He also had to become proficient in video conferencing and sharing screens, making short videos, uploading these onto YouTube, as extra tutorials.
“I knew nothing, but you can just learn,” he said. “There is loads of information out there.”
His two teenage grandchildren helped to test the technology before he started the courses.
“The feedback has been very positive. I can’t fault the support the other trustees and parents have given me in getting their children online. It is a lot of work, but it has worked very well. I think more code clubs within libraries could go online.”
David is also grateful to Raspberry Pi International, which is the foundation that supports code clubs, and the Malton and Norton Rotary Club, which has provided funding that will go towards software when the club can move into the library. Code club members will have to be members of the library to use the library computers.
“I am all about getting children into the library where, hopefully, we can introduce them to the joy of reading,” said David.
David was particularly keen to bring home-schooled children into the club.
“I wanted to focus on home-schooled children, because at school generally children often join code clubs in their school environment,” he said.
Parents are always online, too, with their children. One of those parents is Helen Priestley, who helped David to spread the word about the club. She has two sons, Sam, 13, who is home-schooled, and Joe, 11, who has been at home during lockdown. Both joined the code club as soon as it began.
“It has been really good,” said Helen. “It allows the children to be creative and learn useful technical skills. Many children enjoy computer games, and one of the reasons code club is immediately engaging is because it shows them how the elements of these games are created. There is also a logical, step-by-step approach to their learning which is useful in so many areas.

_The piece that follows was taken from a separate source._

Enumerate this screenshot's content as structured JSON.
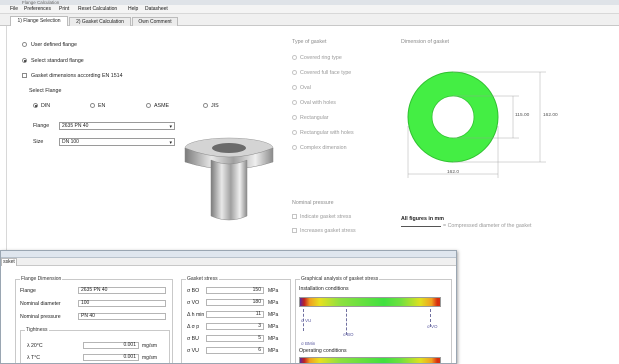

“They are learning in a very enjoyable way. I think online learning has got its place now. A lot of parents have had to do home-schooling over the last few months and are finding new ways for their children to learn alongside the more traditional methods.
“I am extremely grateful to David, because he has started code club and made it available for the Home Educating Community. He also did not let lockdown stop him!”
County Councillor Greg White, Executive Member for Libraries, said: “Congratulations to David and the trustees and volunteers of Norton HIVE for seizing the initiative and making their plans a success despite the lockdown. This is an example of the innovation and ingenuity that is making the county’s community libraries such a success.”
Norton HIVE is keen to expand its code club, so anyone who is interested can contact the library.